TASK TO CARRY OUT: Report each line of the records where "icon" occurs.

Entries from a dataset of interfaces
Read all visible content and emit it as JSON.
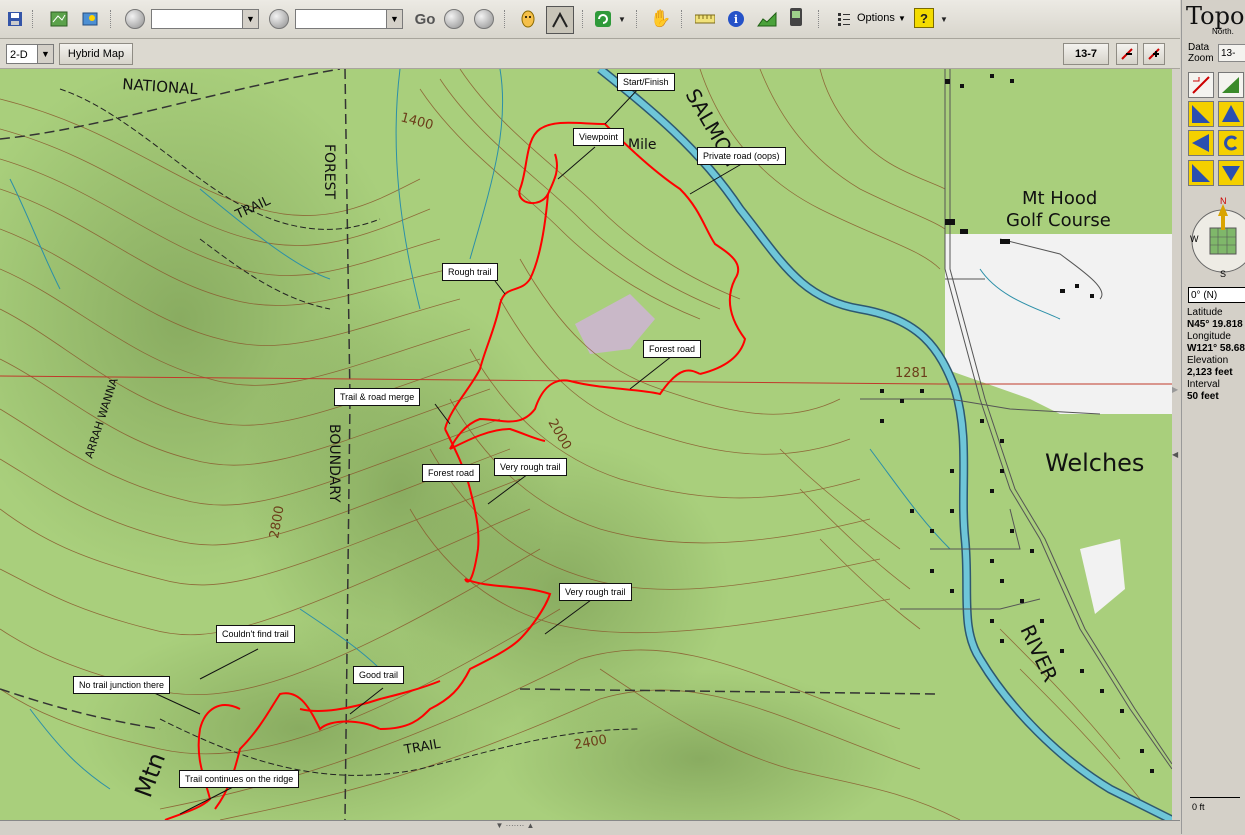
{
  "toolbar": {
    "go_label": "Go",
    "options_label": "Options",
    "help_label": "?",
    "combo1_value": "",
    "combo2_value": ""
  },
  "viewbar": {
    "mode_value": "2-D",
    "hybrid_label": "Hybrid Map",
    "zoom_value": "13-7"
  },
  "map": {
    "texts": {
      "national": "NATIONAL",
      "forest": "FOREST",
      "boundary": "BOUNDARY",
      "trail1": "TRAIL",
      "trail2": "TRAIL",
      "hunchback": "ARRAH WANNA",
      "c1400": "1400",
      "c2000": "2000",
      "c2800": "2800",
      "c2400": "2400",
      "c1281": "1281",
      "mile": "Mile",
      "salmon": "SALMON",
      "river": "RIVER",
      "golf1": "Mt Hood",
      "golf2": "Golf Course",
      "welches": "Welches",
      "mtn": "Mtn"
    },
    "labels": [
      "Start/Finish",
      "Viewpoint",
      "Private road (oops)",
      "Rough trail",
      "Forest road",
      "Trail & road merge",
      "Forest road",
      "Very rough trail",
      "Very rough trail",
      "Couldn't find trail",
      "No trail junction there",
      "Good trail",
      "Trail continues on the ridge"
    ]
  },
  "panel": {
    "title": "Topo",
    "subtitle": "North.",
    "data_label": "Data",
    "zoom_label": "Zoom",
    "zoom_tab": "13-",
    "heading_value": "0° (N)",
    "compass_n": "N",
    "compass_w": "W",
    "compass_s": "S",
    "lat_label": "Latitude",
    "lat_value": "N45° 19.818",
    "lon_label": "Longitude",
    "lon_value": "W121° 58.68",
    "elev_label": "Elevation",
    "elev_value": "2,123 feet",
    "interval_label": "Interval",
    "interval_value": "50 feet",
    "scale_value": "0 ft"
  },
  "colors": {
    "track": "#ff0000",
    "river": "#6ec6d8",
    "terrain": "#a9cf7c",
    "contour": "#8a5a2e"
  }
}
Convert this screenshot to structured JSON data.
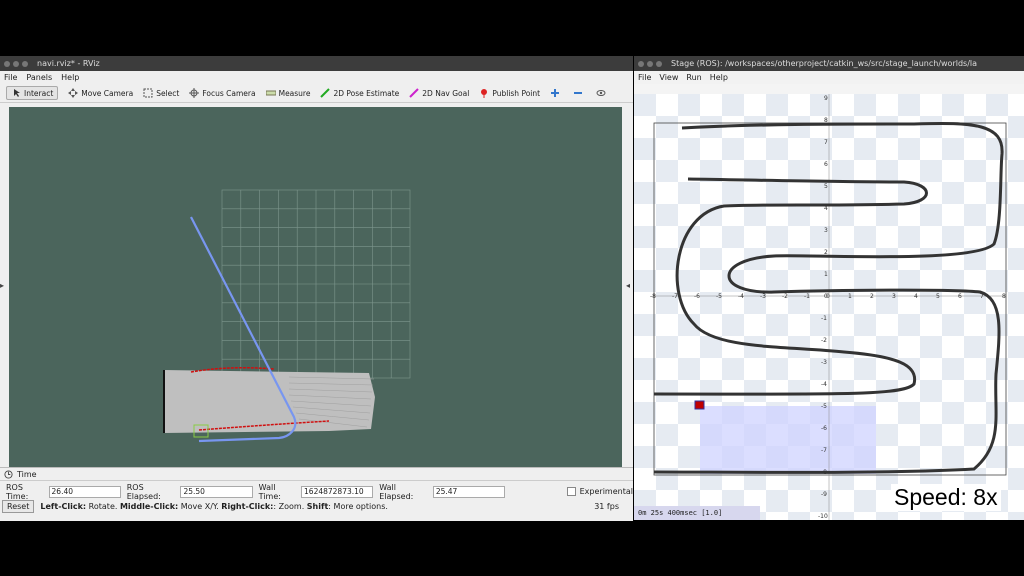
{
  "rviz": {
    "title": "navi.rviz* - RViz",
    "menu": [
      "File",
      "Panels",
      "Help"
    ],
    "tools": [
      {
        "label": "Interact",
        "icon": "interact-icon"
      },
      {
        "label": "Move Camera",
        "icon": "move-camera-icon"
      },
      {
        "label": "Select",
        "icon": "select-icon"
      },
      {
        "label": "Focus Camera",
        "icon": "focus-camera-icon"
      },
      {
        "label": "Measure",
        "icon": "measure-icon"
      },
      {
        "label": "2D Pose Estimate",
        "icon": "pose-estimate-icon"
      },
      {
        "label": "2D Nav Goal",
        "icon": "nav-goal-icon"
      },
      {
        "label": "Publish Point",
        "icon": "publish-point-icon"
      }
    ],
    "time_panel": {
      "header": "Time",
      "ros_time_label": "ROS Time:",
      "ros_time": "26.40",
      "ros_elapsed_label": "ROS Elapsed:",
      "ros_elapsed": "25.50",
      "wall_time_label": "Wall Time:",
      "wall_time": "1624872873.10",
      "wall_elapsed_label": "Wall Elapsed:",
      "wall_elapsed": "25.47",
      "experimental_label": "Experimental",
      "reset_label": "Reset",
      "hint_left": "Left-Click:",
      "hint_left_text": " Rotate. ",
      "hint_middle": "Middle-Click:",
      "hint_middle_text": " Move X/Y. ",
      "hint_right": "Right-Click:",
      "hint_right_text": ": Zoom. ",
      "hint_shift": "Shift",
      "hint_shift_text": ": More options.",
      "fps": "31 fps"
    }
  },
  "stage": {
    "title": "Stage (ROS): /workspaces/otherproject/catkin_ws/src/stage_launch/worlds/la",
    "menu": [
      "File",
      "View",
      "Run",
      "Help"
    ],
    "sim_time": "0m 25s 400msec [1.0]",
    "speed_label": "Speed: 8x",
    "x_ticks": [
      "-8",
      "-7",
      "-6",
      "-5",
      "-4",
      "-3",
      "-2",
      "-1",
      "0",
      "1",
      "2",
      "3",
      "4",
      "5",
      "6",
      "7",
      "8"
    ],
    "y_ticks": [
      "9",
      "8",
      "7",
      "6",
      "5",
      "4",
      "3",
      "2",
      "1",
      "0",
      "-1",
      "-2",
      "-3",
      "-4",
      "-5",
      "-6",
      "-7",
      "-8",
      "-9",
      "-10"
    ]
  },
  "colors": {
    "viewport_bg": "#4b655c",
    "path": "#7896f0",
    "scan_red": "#d01010",
    "robot_red": "#c00000",
    "stage_wall": "#333333"
  }
}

FINISHED EXERCISE:
        "icon": "interact-icon"
        "icon": "move-camera-icon"
        "icon": "select-icon"
        "icon": "focus-camera-icon"
        "icon": "measure-icon"
        "icon": "pose-estimate-icon"
        "icon": "nav-goal-icon"
        "icon": "publish-point-icon"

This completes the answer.